▶ Goal of the exercise
Extract precisely the lines that run from the line containing "Parse this screenshot: output" to the end of the records below, with both ends included and pictures omitted.

▶ Data in this exercise
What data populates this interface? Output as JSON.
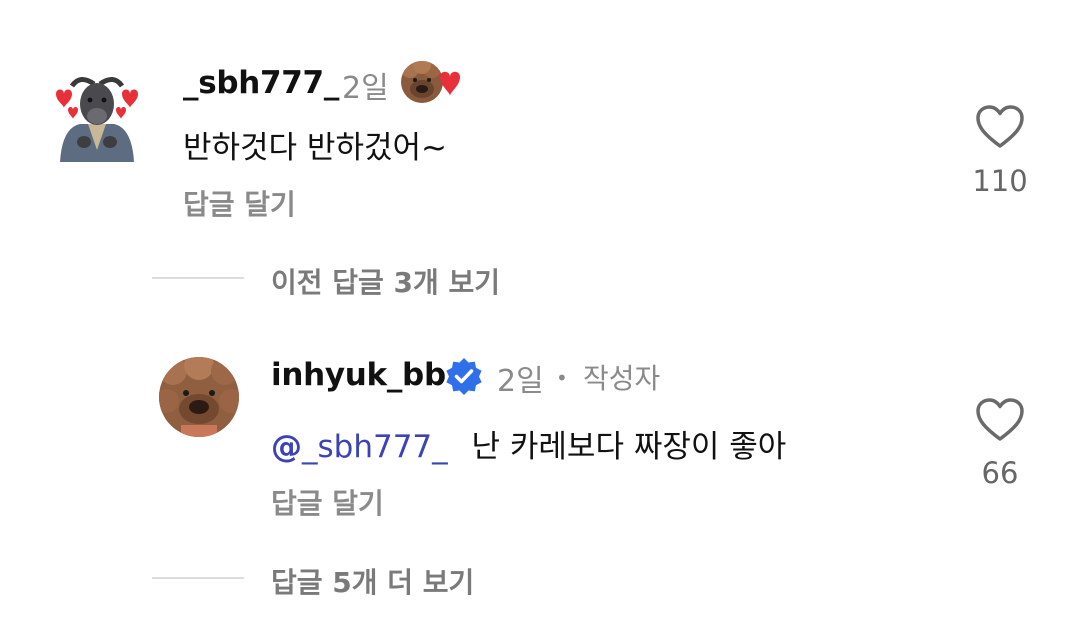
{
  "comments": [
    {
      "username": "_sbh777_",
      "time": "2일",
      "text": "반하것다 반하겄어~",
      "reply_label": "답글 달기",
      "likes": "110",
      "avatar_icon": "buffalo-with-hearts-avatar",
      "liked_by_icon": "author-avatar-with-heart-icon"
    },
    {
      "username": "inhyuk_bb",
      "verified_icon": "verified-badge-icon",
      "time": "2일",
      "author_label": "작성자",
      "mention": "_sbh777_",
      "text": "난 카레보다 짜장이 좋아",
      "reply_label": "답글 달기",
      "likes": "66",
      "avatar_icon": "dog-avatar"
    }
  ],
  "thread": {
    "previous_replies": "이전 답글 3개 보기",
    "more_replies": "답글 5개 더 보기"
  },
  "colors": {
    "mention": "#3c44b4",
    "verified": "#2f6fea",
    "heart_red": "#e8303a",
    "muted": "#8a8a8a"
  }
}
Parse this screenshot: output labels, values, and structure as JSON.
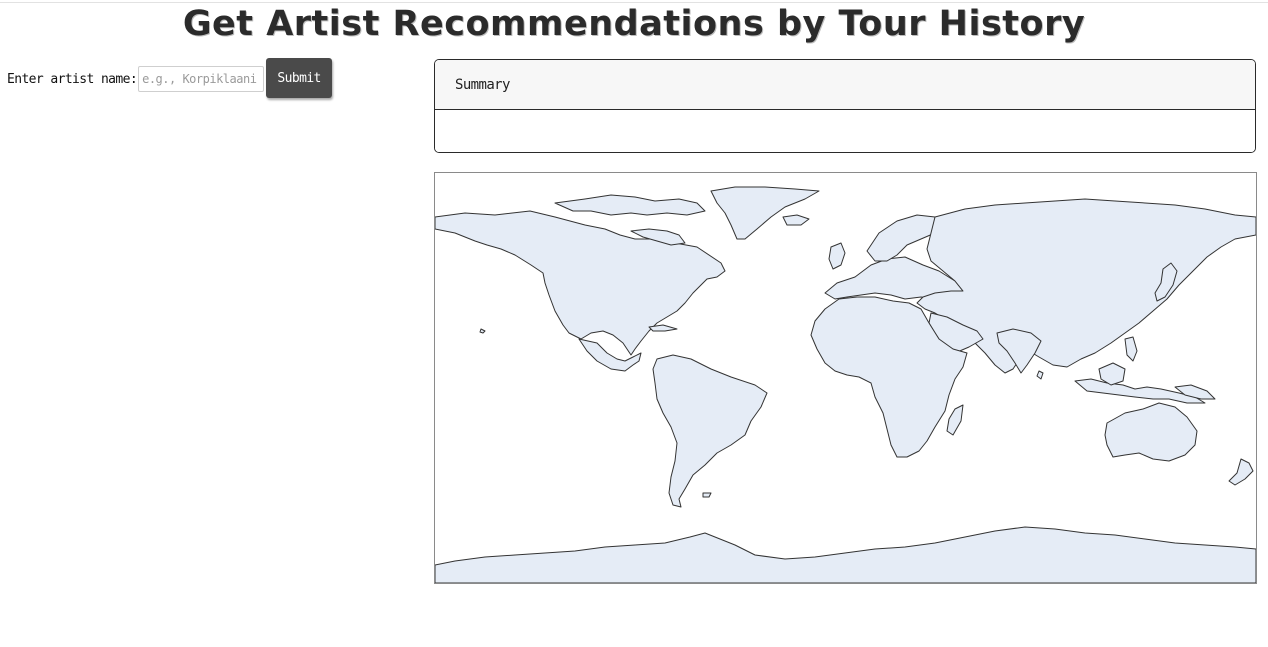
{
  "page": {
    "title": "Get Artist Recommendations by Tour History"
  },
  "form": {
    "label": "Enter artist name:",
    "input_value": "",
    "input_placeholder": "e.g., Korpiklaani",
    "submit_label": "Submit"
  },
  "summary": {
    "header": "Summary",
    "body": ""
  },
  "map": {
    "projection": "equirectangular",
    "land_color": "#e5ecf6",
    "border_color": "#333333",
    "ocean_color": "#ffffff"
  }
}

▶ Solved exercise
Parse this screenshot: output labels, values, and structure as JSON.
{
  "page": {
    "title": "Get Artist Recommendations by Tour History"
  },
  "form": {
    "label": "Enter artist name:",
    "input_value": "",
    "input_placeholder": "e.g., Korpiklaani",
    "submit_label": "Submit"
  },
  "summary": {
    "header": "Summary",
    "body": ""
  },
  "map": {
    "projection": "equirectangular",
    "land_color": "#e5ecf6",
    "border_color": "#333333",
    "ocean_color": "#ffffff"
  }
}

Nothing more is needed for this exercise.